Memory exercise: As you chew, take a moment to distinguish the taste of individual ingredients in the dish, all the way down to the faintest herbs and spices. Serve some of these brain-healthy foods on your plate for an extra intelligence boost.
Tell a story
Storytelling is a great mental stimulant, helping you focus on important details, associate emotion with your memories, and recall important life events with ease later on. It has been used as a treatment for Alzheimer’s disease, too.
Memory exercise: Before you go to sleep at night, replay the day’s events in your head. Try to recall the details from each moment, starting from the minute you woke up to when you climbed into bed. Here are more quick brain exercises you can do right now.
Take a class
To keep your noggin in tip-top shape, it’s important to keep learning—no matter your age. Experts believe that continuing to learn throughout your life can prevent mental aging and boost your memory.
Memory exercise: Whether it is cooking or calculus, enroll in a class that will teach you something new.

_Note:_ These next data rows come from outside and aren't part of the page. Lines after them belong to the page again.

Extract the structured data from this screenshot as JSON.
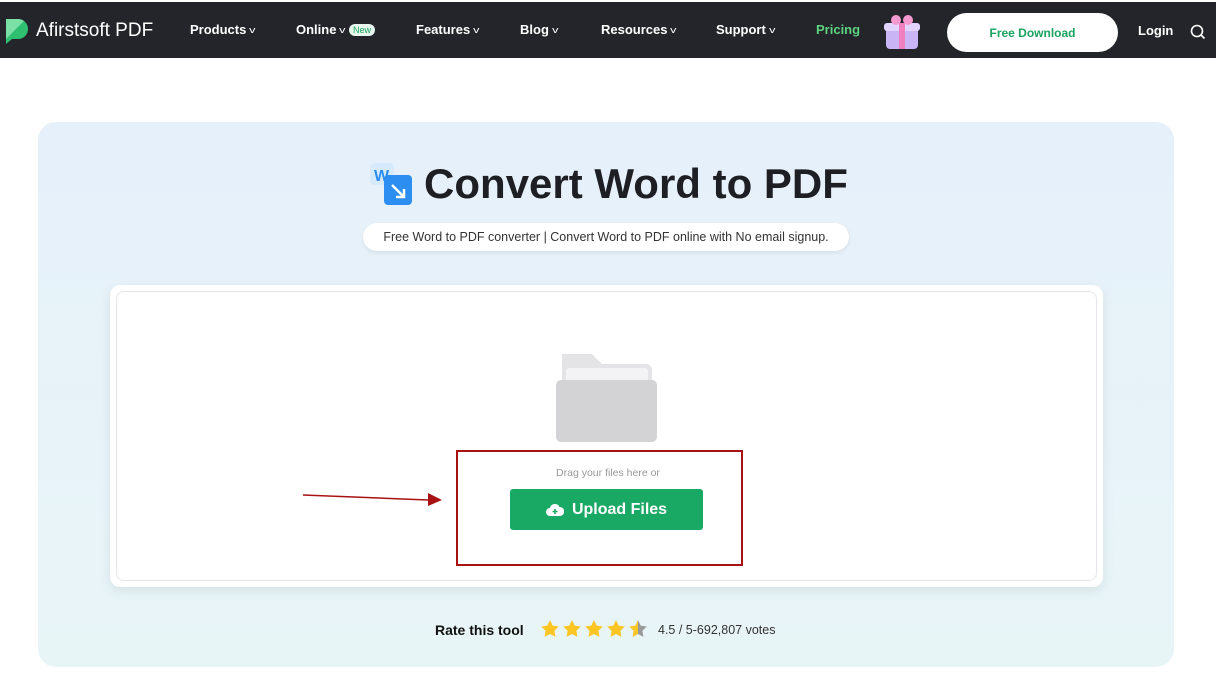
{
  "nav": {
    "brand": "Afirstsoft PDF",
    "items": [
      {
        "label": "Products",
        "chevron": true
      },
      {
        "label": "Online",
        "chevron": true,
        "badge": "New"
      },
      {
        "label": "Features",
        "chevron": true
      },
      {
        "label": "Blog",
        "chevron": true
      },
      {
        "label": "Resources",
        "chevron": true
      },
      {
        "label": "Support",
        "chevron": true
      },
      {
        "label": "Pricing"
      }
    ],
    "download": "Free Download",
    "login": "Login"
  },
  "hero": {
    "title": "Convert Word to PDF",
    "subtitle": "Free Word to PDF converter | Convert Word to PDF online with No email signup.",
    "drag_text": "Drag your files here or",
    "upload_label": "Upload Files"
  },
  "rating": {
    "label": "Rate this tool",
    "value": 4.5,
    "max": 5,
    "text": "4.5 / 5-692,807 votes"
  },
  "colors": {
    "accent": "#1aa865",
    "nav_bg": "#23252b",
    "pricing": "#5ed37f",
    "annotation": "#a81212"
  }
}
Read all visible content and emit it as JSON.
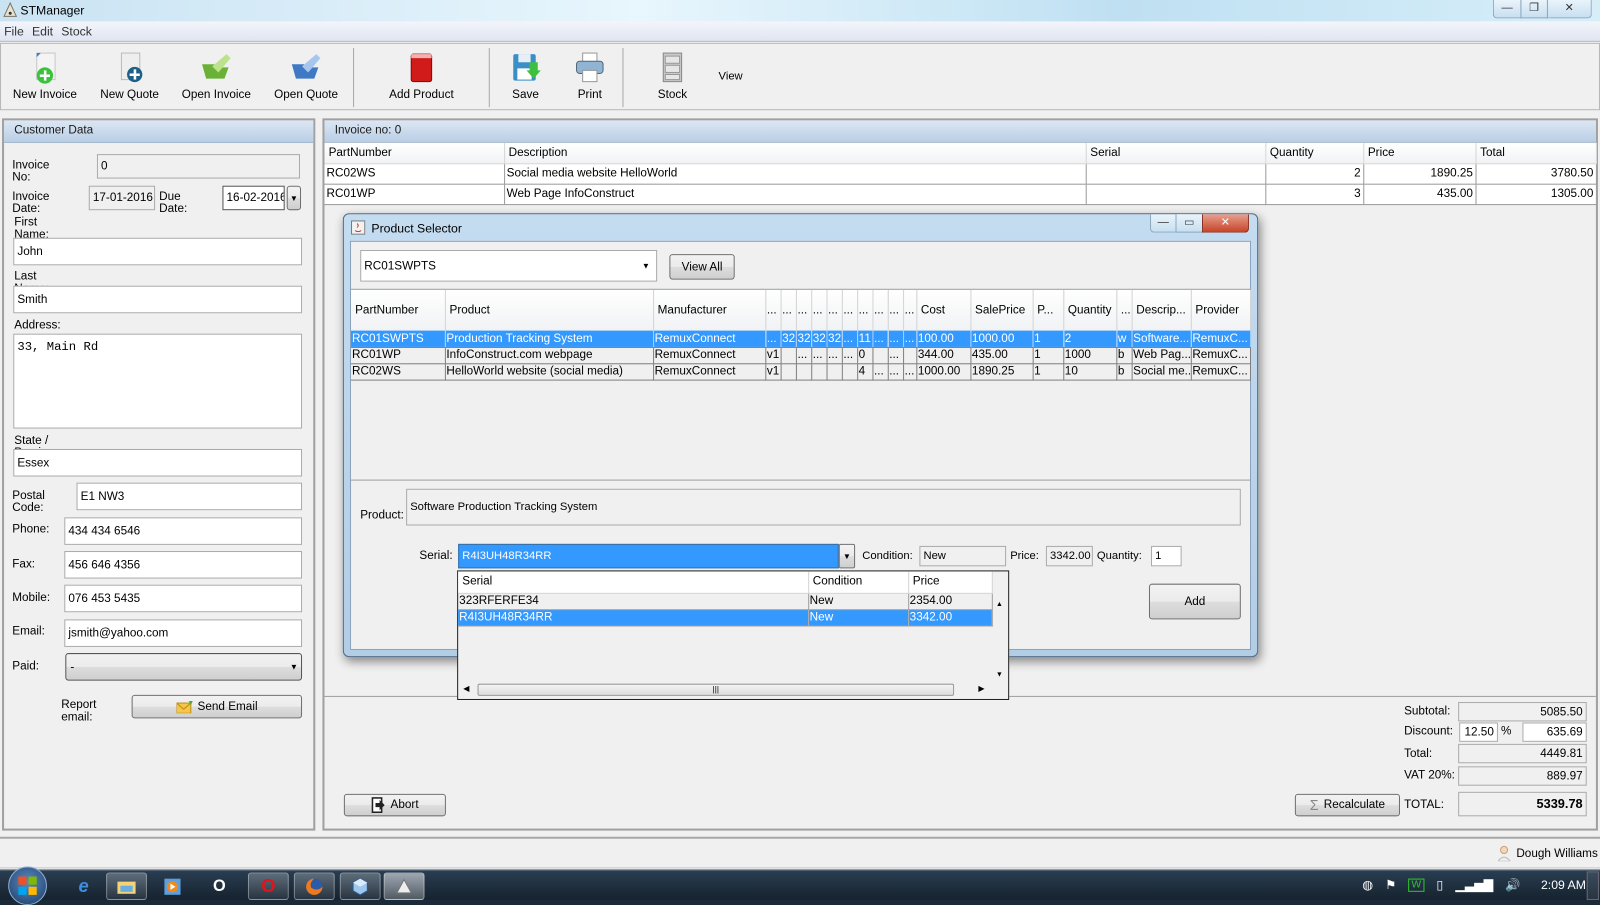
{
  "window": {
    "title": "STManager",
    "controls": {
      "minimize": "—",
      "restore": "❐",
      "close": "✕"
    }
  },
  "menu": [
    "File",
    "Edit",
    "Stock"
  ],
  "toolbar": {
    "new_invoice": "New Invoice",
    "new_quote": "New Quote",
    "open_invoice": "Open Invoice",
    "open_quote": "Open Quote",
    "add_product": "Add Product",
    "save": "Save",
    "print": "Print",
    "stock": "Stock",
    "view": "View"
  },
  "customer": {
    "header": "Customer Data",
    "invoice_no_label": "Invoice No:",
    "invoice_no": "0",
    "invoice_date_label": "Invoice Date:",
    "invoice_date": "17-01-2016",
    "due_date_label": "Due Date:",
    "due_date": "16-02-2016",
    "first_name_label": "First Name:",
    "first_name": "John",
    "last_name_label": "Last Name:",
    "last_name": "Smith",
    "address_label": "Address:",
    "address": "33, Main Rd",
    "state_label": "State / Province:",
    "state": "Essex",
    "postal_label": "Postal Code:",
    "postal": "E1 NW3",
    "phone_label": "Phone:",
    "phone": "434 434 6546",
    "fax_label": "Fax:",
    "fax": "456 646 4356",
    "mobile_label": "Mobile:",
    "mobile": "076 453 5435",
    "email_label": "Email:",
    "email": "jsmith@yahoo.com",
    "paid_label": "Paid:",
    "paid": "-",
    "report_email_label": "Report email:",
    "send_email": "Send Email"
  },
  "invoice": {
    "header": "Invoice no: 0",
    "columns": [
      "PartNumber",
      "Description",
      "Serial",
      "Quantity",
      "Price",
      "Total"
    ],
    "rows": [
      [
        "RC02WS",
        "Social media website HelloWorld",
        "",
        "2",
        "1890.25",
        "3780.50"
      ],
      [
        "RC01WP",
        "Web Page InfoConstruct",
        "",
        "3",
        "435.00",
        "1305.00"
      ]
    ],
    "abort": "Abort",
    "recalculate": "Recalculate",
    "subtotal_label": "Subtotal:",
    "subtotal": "5085.50",
    "discount_label": "Discount:",
    "discount_pct": "12.50",
    "pct_sign": "%",
    "discount_amount": "635.69",
    "total_label": "Total:",
    "total": "4449.81",
    "vat_label": "VAT 20%:",
    "vat": "889.97",
    "grand_total_label": "TOTAL:",
    "grand_total": "5339.78"
  },
  "product_selector": {
    "title": "Product Selector",
    "search_value": "RC01SWPTS",
    "view_all": "View All",
    "columns": [
      "PartNumber",
      "Product",
      "Manufacturer",
      "...",
      "...",
      "...",
      "...",
      "...",
      "...",
      "...",
      "...",
      "...",
      "...",
      "Cost",
      "SalePrice",
      "P...",
      "Quantity",
      "...",
      "Descrip...",
      "Provider"
    ],
    "rows": [
      [
        "RC01SWPTS",
        "Production Tracking System",
        "RemuxConnect",
        "...",
        "32",
        "32",
        "32",
        "32",
        "...",
        "11",
        "...",
        "...",
        "...",
        "100.00",
        "1000.00",
        "1",
        "2",
        "w",
        "Software...",
        "RemuxC..."
      ],
      [
        "RC01WP",
        "InfoConstruct.com webpage",
        "RemuxConnect",
        "v1",
        "",
        "...",
        "...",
        "...",
        "...",
        "0",
        "",
        "...",
        "",
        "344.00",
        "435.00",
        "1",
        "1000",
        "b",
        "Web Pag...",
        "RemuxC..."
      ],
      [
        "RC02WS",
        "HelloWorld website (social media)",
        "RemuxConnect",
        "v1",
        "",
        "",
        "",
        "",
        "",
        "4",
        "...",
        "...",
        "...",
        "1000.00",
        "1890.25",
        "1",
        "10",
        "b",
        "Social me...",
        "RemuxC..."
      ]
    ],
    "selected_row": 0,
    "product_label": "Product:",
    "product_value": "Software Production Tracking System",
    "serial_label": "Serial:",
    "serial_value": "R4I3UH48R34RR",
    "condition_label": "Condition:",
    "condition_value": "New",
    "price_label": "Price:",
    "price_value": "3342.00",
    "quantity_label": "Quantity:",
    "quantity_value": "1",
    "add": "Add",
    "serial_dropdown": {
      "columns": [
        "Serial",
        "Condition",
        "Price"
      ],
      "rows": [
        [
          "323RFERFE34",
          "New",
          "2354.00"
        ],
        [
          "R4I3UH48R34RR",
          "New",
          "3342.00"
        ]
      ],
      "selected_row": 1
    }
  },
  "status": {
    "user": "Dough Williams"
  },
  "taskbar": {
    "clock": "2:09 AM"
  }
}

Trust us, your brain will thank you.
Play a new sport
Getting your heart pumping can also keep your brain bumping. Athletic activities that stimulate your mind and body, such as yoga, golf, or tennis, have been linked to improved brain function and energy levels.

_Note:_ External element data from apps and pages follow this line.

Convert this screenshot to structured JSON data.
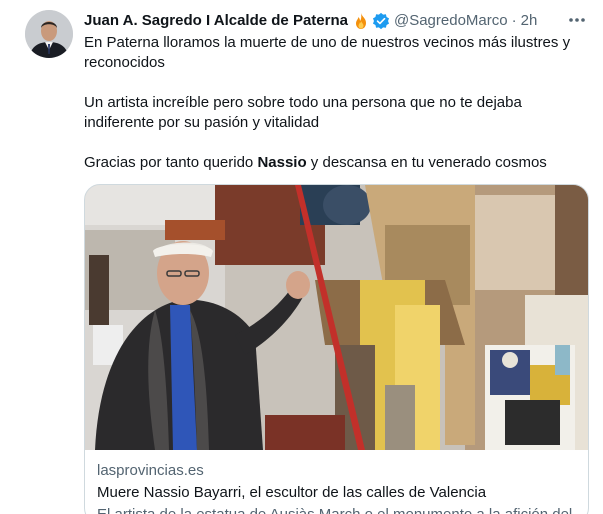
{
  "author": {
    "display_name": "Juan A. Sagredo I Alcalde de Paterna",
    "name_emoji": "fire-icon",
    "verified_badge": "verified-badge-icon",
    "handle": "@SagredoMarco",
    "separator": "·",
    "time": "2h"
  },
  "tweet": {
    "paragraph_1": "En Paterna lloramos la muerte de uno de nuestros vecinos más ilustres y reconocidos",
    "paragraph_2": "Un artista increíble pero sobre todo una persona que no te dejaba indiferente por su pasión y vitalidad",
    "paragraph_3_before": "Gracias por tanto querido ",
    "paragraph_3_bold": "Nassio",
    "paragraph_3_after": " y descansa en tu venerado cosmos"
  },
  "link_card": {
    "domain": "lasprovincias.es",
    "title": "Muere Nassio Bayarri, el escultor de las calles de Valencia",
    "description": "El artista de la estatua de Ausiàs March o el monumento a la afición del"
  },
  "icons": {
    "more": "more-options-icon"
  },
  "colors": {
    "text_primary": "#0f1419",
    "text_secondary": "#536471",
    "verified_blue": "#1d9bf0",
    "card_border": "#cfd9de"
  }
}
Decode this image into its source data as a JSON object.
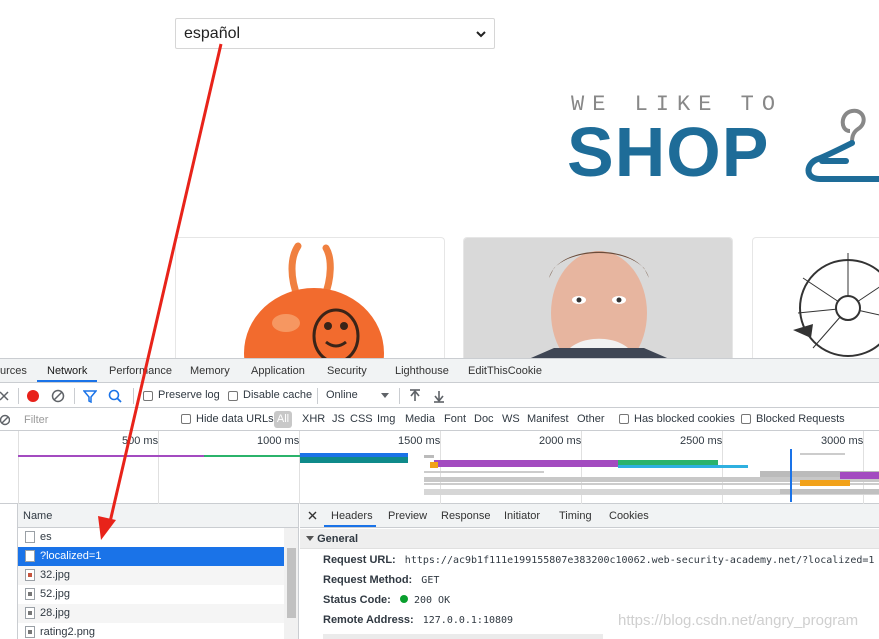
{
  "page": {
    "language_select": {
      "value": "español"
    },
    "logo": {
      "top_line": "WE LIKE TO",
      "main": "SHOP"
    }
  },
  "devtools": {
    "tabs": [
      {
        "label": "urces"
      },
      {
        "label": "Network"
      },
      {
        "label": "Performance"
      },
      {
        "label": "Memory"
      },
      {
        "label": "Application"
      },
      {
        "label": "Security"
      },
      {
        "label": "Lighthouse"
      },
      {
        "label": "EditThisCookie"
      }
    ],
    "toolbar": {
      "preserve_log": "Preserve log",
      "disable_cache": "Disable cache",
      "throttling": "Online"
    },
    "filter": {
      "placeholder": "Filter",
      "hide_data_urls": "Hide data URLs",
      "types": [
        "All",
        "XHR",
        "JS",
        "CSS",
        "Img",
        "Media",
        "Font",
        "Doc",
        "WS",
        "Manifest",
        "Other"
      ],
      "has_blocked_cookies": "Has blocked cookies",
      "blocked_requests": "Blocked Requests"
    },
    "overview": {
      "ticks": [
        "500 ms",
        "1000 ms",
        "1500 ms",
        "2000 ms",
        "2500 ms",
        "3000 ms"
      ]
    },
    "requests": {
      "column_name": "Name",
      "rows": [
        {
          "name": "es",
          "icon": "file-icon"
        },
        {
          "name": "?localized=1",
          "icon": "file-icon",
          "selected": true
        },
        {
          "name": "32.jpg",
          "icon": "image-icon"
        },
        {
          "name": "52.jpg",
          "icon": "image-icon"
        },
        {
          "name": "28.jpg",
          "icon": "image-icon"
        },
        {
          "name": "rating2.png",
          "icon": "image-icon"
        }
      ]
    },
    "detail": {
      "tabs": [
        "Headers",
        "Preview",
        "Response",
        "Initiator",
        "Timing",
        "Cookies"
      ],
      "general_label": "General",
      "request_url_label": "Request URL:",
      "request_url": "https://ac9b1f111e199155807e383200c10062.web-security-academy.net/?localized=1",
      "request_method_label": "Request Method:",
      "request_method": "GET",
      "status_code_label": "Status Code:",
      "status_code": "200 OK",
      "remote_address_label": "Remote Address:",
      "remote_address": "127.0.0.1:10809"
    }
  },
  "watermark": "https://blog.csdn.net/angry_program",
  "colors": {
    "accent": "#1a73e8",
    "logo_blue": "#1e6c98",
    "arrow_red": "#e8231a"
  }
}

Memory exercise: Sign up to learn a sport you have never played before, and study up on the rules and procedures. If you can’t make it to a gym, log on to these free brain games you have never tried.

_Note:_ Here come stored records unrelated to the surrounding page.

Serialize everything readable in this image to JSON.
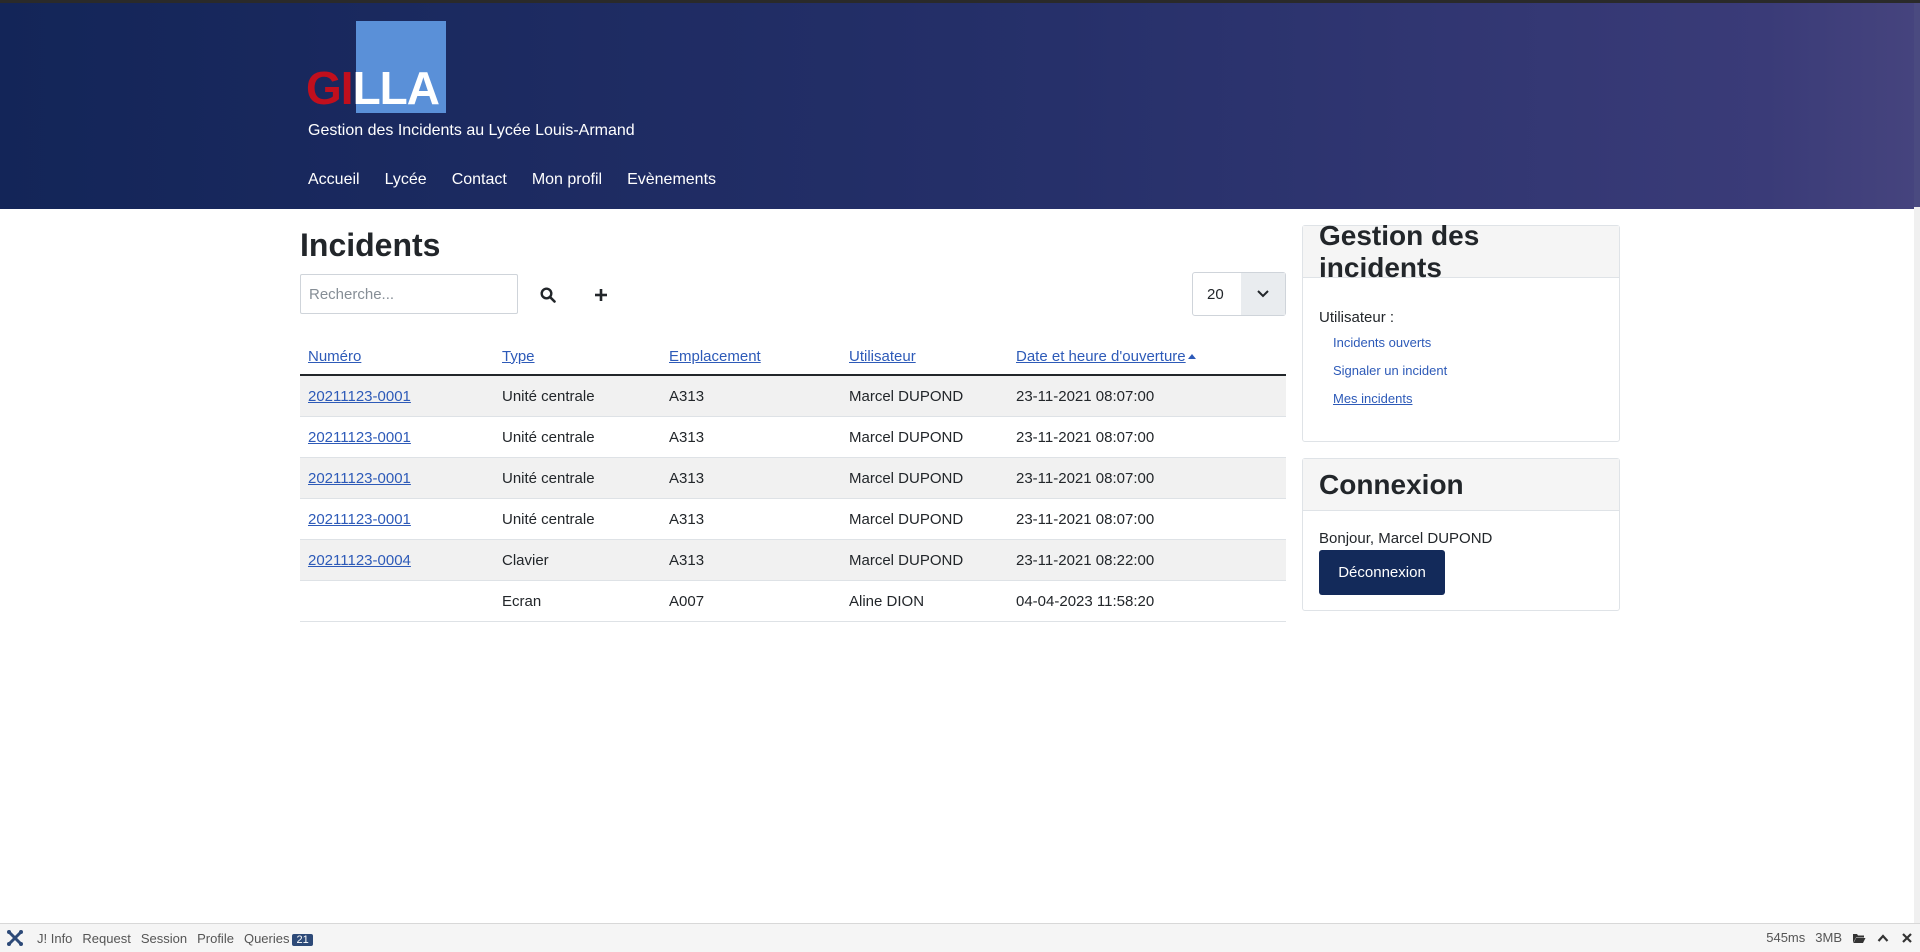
{
  "header": {
    "logo": {
      "part1": "GI",
      "part2": "LLA"
    },
    "tagline": "Gestion des Incidents au Lycée Louis-Armand",
    "nav": [
      "Accueil",
      "Lycée",
      "Contact",
      "Mon profil",
      "Evènements"
    ]
  },
  "main": {
    "title": "Incidents",
    "search": {
      "placeholder": "Recherche...",
      "value": ""
    },
    "limit": "20",
    "columns": [
      "Numéro",
      "Type",
      "Emplacement",
      "Utilisateur",
      "Date et heure d'ouverture"
    ],
    "rows": [
      {
        "numero": "20211123-0001",
        "type": "Unité centrale",
        "emplacement": "A313",
        "utilisateur": "Marcel DUPOND",
        "date": "23-11-2021 08:07:00"
      },
      {
        "numero": "20211123-0001",
        "type": "Unité centrale",
        "emplacement": "A313",
        "utilisateur": "Marcel DUPOND",
        "date": "23-11-2021 08:07:00"
      },
      {
        "numero": "20211123-0001",
        "type": "Unité centrale",
        "emplacement": "A313",
        "utilisateur": "Marcel DUPOND",
        "date": "23-11-2021 08:07:00"
      },
      {
        "numero": "20211123-0001",
        "type": "Unité centrale",
        "emplacement": "A313",
        "utilisateur": "Marcel DUPOND",
        "date": "23-11-2021 08:07:00"
      },
      {
        "numero": "20211123-0004",
        "type": "Clavier",
        "emplacement": "A313",
        "utilisateur": "Marcel DUPOND",
        "date": "23-11-2021 08:22:00"
      },
      {
        "numero": "",
        "type": "Ecran",
        "emplacement": "A007",
        "utilisateur": "Aline DION",
        "date": "04-04-2023 11:58:20"
      }
    ]
  },
  "sidebar": {
    "incidents_card": {
      "title": "Gestion des incidents",
      "user_label": "Utilisateur :",
      "links": [
        "Incidents ouverts",
        "Signaler un incident",
        "Mes incidents"
      ]
    },
    "login_card": {
      "title": "Connexion",
      "greeting": "Bonjour, Marcel DUPOND",
      "logout_label": "Déconnexion"
    }
  },
  "debugbar": {
    "items": [
      "J! Info",
      "Request",
      "Session",
      "Profile",
      "Queries"
    ],
    "queries_count": "21",
    "time": "545ms",
    "memory": "3MB"
  },
  "colors": {
    "header_start": "#132558",
    "header_end": "#46447e",
    "logo_red": "#c10f1d",
    "logo_blue": "#5a90d8",
    "link": "#2d5ab8",
    "button": "#132a5a"
  }
}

Challenge your fine-motor skills
Like learning a sport or enrolling in a new class, mastering an activity that requires considerable hand-eye coordination can keep your brain active and healthy.
Memory exercise: Pick up a new hobby that requires you to use your hands, such as knitting, painting, or assembling a jigsaw puzzle. Even better, chew gum while you do it; one study found that chewing gum while completing a task could improve concentration and memory.
Memorize phone numbers
Even a short brain-training session can make a big difference for your memory. By challenging your brain with memorization puzzles, experts believe you can protect your brain cells and strengthen the connections between them.
Memory exercise: Impress your friends by memorizing their phone numbers. Ashraf Al, MD, recommends dividing each 10-digit number into three sections; for example, 801 555 8372 is much easier to remember than 8015558372.
Create a mnemonic phrase
Making a mnemonic device is one foolproof way to store an important rule, fact, or to-do list in your memory bank. Some are acronyms, such as RICE, (Rest, Ice, Compression, and Elevation), a first-aid treatment for injuries. Others come in the form of sentences, like “spring forward, fall back,” a reminder to reset your clock twice a year.
Memory exercise: The next time you need to memorize something in a hurry, come up with a clever acronym or sentence for it. Need some inspiration? These mnemonic phrases will help you remember 14 basic facts.
Learn a foreign language
Studies show that learning something new and complex over a long period of time can protect an aging brain. Not only are listening and hearing exercises great mental stimulants, but learning a new language can also reduce your risk for cognitive decline.
Memory exercise: Enroll in a foreign language course at your local college or online. If you’re strapped for time, Rosetta Stone or Duolingo will allow you to learn at your own pace.
Increase your processing speed
Quick on your feet, or slow to the punch? If your answer is the latter, your brain might be in trouble. Learning to react and process things at a fast pace can ward off dementia, according to research published in the journal Frontiers in Aging Neuroscience.
Memory exercise: Try PQRST, a five-step method for processing lengthy written information quickly. The acronym stands for: Preview or skim the material, ask Questions about the document’s main points, Reread it, Study the answers to your questions, and Test yourself.
Repeat it out loud
Saying information out loud can increase your chances of remembering it later, research says. In a study published in the journal Memory, subjects who read written information out loud showed a five to 15 percent boost in retention.
Memory exercise: To remember something you have just done, heard, or read, repeat it out loud; doing so will nail the memory down in your mind. Here are more habits of people with impressive memory.
Conserve your mental energy
Don’t waste valuable brainpower trying to remember where you put your keys or the time of your next doctor’s appointment. By removing unnecessary distractions, you can focus your energy on new information you actually want to remember, instead.
Memory exercise: Keep a calendar or planner, and designate a space for items you often lose.
Use visual cues
Last but certainly not least, there’s no harm in the occasional string around your finger to jog your memory.
Memory exercise: Place Post-It notes on your computer keyboard, desk, or fridge to serve as reminders throughout the day. You can wear a bracelet or put an alarm on your phone, too. And if all else fails, find out how to train your brain like a memory champion.